Young and adult forms – and wildlife

Juvenile leaves look rather like a spread hand with between three and five distinct triangular lobes. The young climbing stems are slender and flexible with small aerial roots that fix the shoot to a surface.

ivy

Juvenile leaves of common ivy, Bern, Switzerland. © Muriel Bendel and reused under https://creativecommons.org/licenses/by-sa/4.0/

Adult leaves are oval or elliptical, a quite different shape. They are found on fertile flowering stems exposed to full sun. Adult stems are thicker, self-supporting and do not have roots.

ivy

Ripening ivy berries and adult leaves, Gallowstree Common, Oxfordshire. © Edmund Shaw and reused under https://creativecommons.org/licenses/by-sa/2.0/ Thanks to the Geograph project. geograph.og.uk/p/4285531

From autumn to early winter adult ivy produces greenish-yellow flowers with five small petals. These are rich in nectar so they are very popular with bees, butterflies, hoverflies and other insects. Ivy provides a place for insects to overwinter.

Many birds (thrush, blackbird, wood pigeon, blackcap and robin, to name a few) like the greenish-black, dark purple ivy berries which ripen from late winter to mid-spring. Come spring, thick ivy could be a good nesting site.

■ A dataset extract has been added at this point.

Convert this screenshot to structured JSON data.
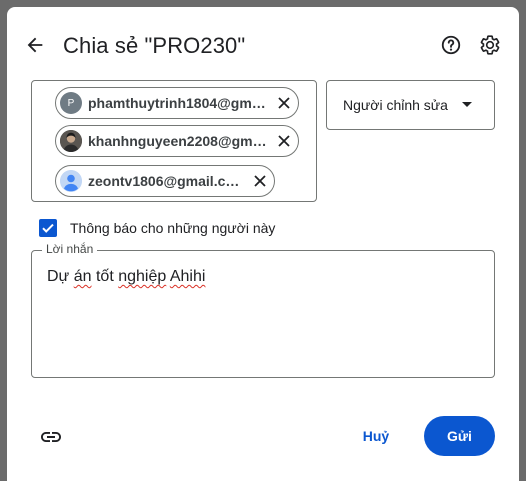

Ivy is often used as a reliable evergreen in container planting. It has much more potential, though, and could offer just what you need in the garden.